Since the other members of the family are busy with their own responsibilities to help Evelyn with her burdens a Presbyterian minister traveling with the train helps her get through some difficult ordeals. Evelyn is mad at God but the minister keeps telling her God loves her and will help her if she will let him. The minister tells Evelyn God made her the way she is and gave Lawrence to her because he knew she needed him. He seems to be making quite an impression with some of the other members of the Jonathan Baker family but Evelyn tries to ignore him.

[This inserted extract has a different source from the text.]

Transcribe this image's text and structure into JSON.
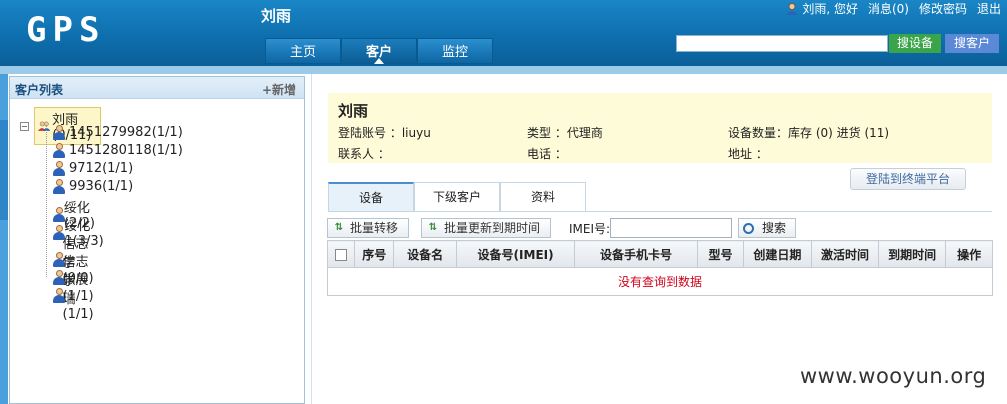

However, Evelyn’s attitude is gradually changing without her realization. As her muscles get stronger she gets used to the burdens; they become less of a burden and more of a reason for pride. And Evelyn can’t help remember what the minister said about it being God who made her and he wanted to help her.
Then one of the young culprits Lawrence has been chasing rides into camp with the news that Lawrence is dead. Everything dies inside of Evelyn until she remembers her children and decides she must go on being a “good mother” even if she is dead.
Evelyn’s lifeless indifference to everything that doesn’t relate to her children frightens her family and they go in desperation to the minister for help, which opens the door for the whole family to get a glimpse of the Maker and his love for them. Most of the members of the Baker family have always believed in a social gospel. The ones who don’t believe that all the gospel contains is a sort of rule book for society haven’t made themselves obnoxious by arguing with the ones who do, but now the door is open they began to slowly make their faith known.
Evelyn gradually comes back to life and realizes she can actually find joy in winning the battle over her ordeals. Everything the minister, Daryl O’Riley, says seems to have profound meaning now and Evelyn is no longer content with a social gospel. Her entire family seems to be leaning the same way and it isn’t long before they all find “new life in Christ” is better than a social gospel any day.
Then Evelyn’s mother has what seems to be a heart attack and the whole family learns to pray. God answers their prayers and increases their faith for the trails ahead.
Evelyn’s father is beginning to know the guilt of dragging his family into his passion for adventure and bringing suffering to them as a consequence. He offers to send Evelyn and the children back home to the east, but Evelyn discovered her home changed position and is traveling with her.
Evelyn gives birth to twins west of the Snake River. The pride in the woman God created is growing with each victory, and giving birth to live healthy twins on the uncut Oregon Trail is no little accomplishment.
Every incident in Evelyn’s life is an opportunity for Daryl O’Riley’s help. He is beginning to be very important to Evelyn and her children. And the two of them are unintentionally getting to know each other.
By the time Evelyn and her family get to the Willamette Valley in Oregon Daryl O’Riley’s place in Evelyn’s heart is fixed and the book is finished with their wedding.